With the aim of promoting Go among women world-wide the International Amateur Pair Go Championships (IAPGC) were started in Japan in 1990. Now representatives of 22 countries and all regions of Japan come together annually for this world championship, held each November in Tokyo. In addition there are separate handicap groups, that get in excess of 300 Japanese players.
In 1990 only Japan, China, Korea and Taiwan took part. In 1991 there were 12 countries as France, Germany, Netherlands, Russia, UK, USA, Canada and Hong Kong joined. In 1992 two more European countries were added on rotation (Czechia and Poland in 1992). For subsequent years 8 or 9 European countries took part, with the four of the big five taking part on rotation and others selected to take part with priority given to new countries and ones that had not played recently. From 2004 a points system was introduced based on the country Go playing population size and the results in the European Pair Go Championships (again with priority given to new countries). By 2006 some 35 European countries had taken part. 2009 was a special celebration as the 20th edition.
Japan had won most often (six times), having the home advantage of having several teams taking part, but Korea has now won seven times. China have won four times, North Korea twice and Taiwan once. The most famous winner is Umezawa Yukari, who is now 5 dan pro, who won in 1994.
A feature of the IAPGC is always the best dressed couple prize, which helps encourage a smart turn out from the competitors. In addition on the first day of the event the international competitors are encouraged to wear national dress. This leads to some very bright and colourful costumes being seen, though of course some of the countries struggle to work out what their national dress might be! The UK's Kirsty Healey and Matthew Macfadyen won the prize in 2009.
Also on the first day an international friendship match is played, with partners drawn at random. As well as the IAPGC competitors, various professionals and important Japanese players (such as Go journalists, trainers and sponsors) take part.
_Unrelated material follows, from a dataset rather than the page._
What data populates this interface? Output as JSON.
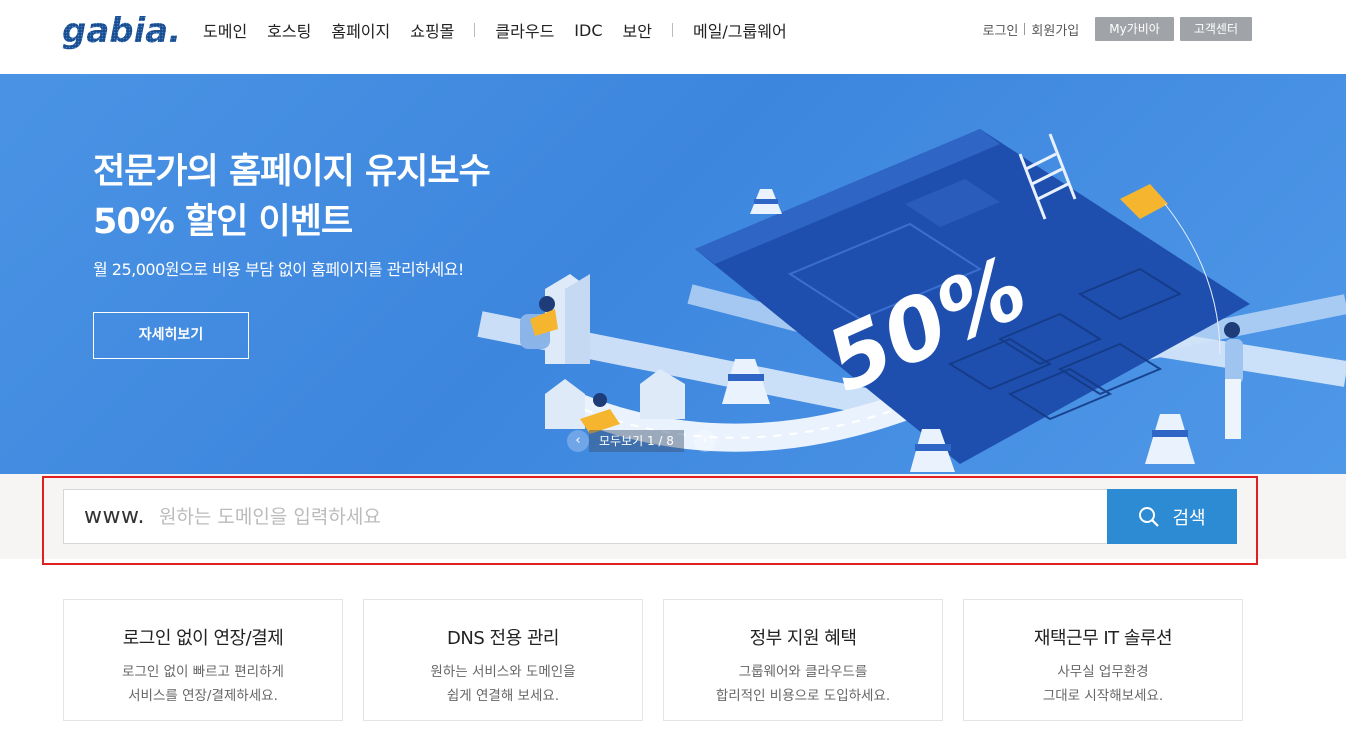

So you can find yourself playing against a 9p such as Mike Redmond or partnering a lady in a beautiful Japanese kimono. This always is a pleasant and interesting time.
The selection of UK representatives is based on a points system. Players earn a point for each game won in the British Pair Go Championships towards earning the right to represent the UK at the IAPGC. The best Pair are selected using the combined points from each Pair and their points are reset to zero when they take part.
2008 was held as part of the WMSG in Beijing.
Hungary have had two places in the top 7: seventh in 1997 and fourth in 2003, when father and daughter Tibor and Rita Pocsai won 4 games out of 5. Hungary was also 9th in 2011. Germany were eighth in 2005. Natalia Kovaleva and Dmitry Surin from Russia won 4 games to come 6th in 2007 and in 2013 they again won 4 to take 4th place.
In order to encourage promotion of Pair Go around the world, the IAPGC players are afterwards encouraged to sign up as Pair Go Promotion Partners. They are given the red PGPP passport book to remind them of what the aims of Pair Go are. They are then expected to enthuse about Pair Go back in their own country, hence promoting the game.
One of the biggest Pair Go championships outside Japan is played in America. In the Pair Go at the annual US Go Congress, up to 100 players take part. The US then started other local Pair Go events, such is the popularity of Pair Go.
Many other countries also run Pair Go events and championships.
Of course the IAPGC is the senior event of the year. You can read reports about some of the editions by following the results links above.
The World Pair Go Association was set up during 2007 and founded on 29th May 2008, to enable Pair Go to be promoted as a serious event.
In March 2010 the first Pair Go World Cup was held in China with 8 pro pairs from the Orient and 8 pairs from the rest of the world; it was won by Rong Hui Saong and He Xie of China. Pair Go became part of the Asian Games from 2010 (the first event being won by Korea's Park Jeong Hwan and Lee Seu La). It was also featured in the first Chinese Mindsports Games.
Pair Go also features in the World Mind Sports Games, won in Beijing in 2008 by Fan Weijing / Hang Yizhong of China and in 2012 in Lille by Osawa / Nakasone of Japan. The top game records from 2012 are on the Pandanet website.
A booklet, The Path of Pair Go, was published in 2009 tracing the history of Pair Go.
Every year the best Japanese women professional players are allocated a top male professional partner for the Professional Pair Go Championship, known for its first years as the RICOH Cup. The first such event was in 1994. Qualifying stages were played early in December, followed by a final early in the new year.
In 2010 only the event was changed to select two pairs to take part in the new Pair Go World Cup, being launched to celebrate 20 years of Pair Go.
The winners were:
Competitions are also now held for professionals in China and Korea. In April/May 2013 a Tri-Nation Pair Go Championship for professionals was held in Heifei in China. The winners were Chenxing Wang 5p and Chang Hao 9p of China, ahead of Korea and Japan.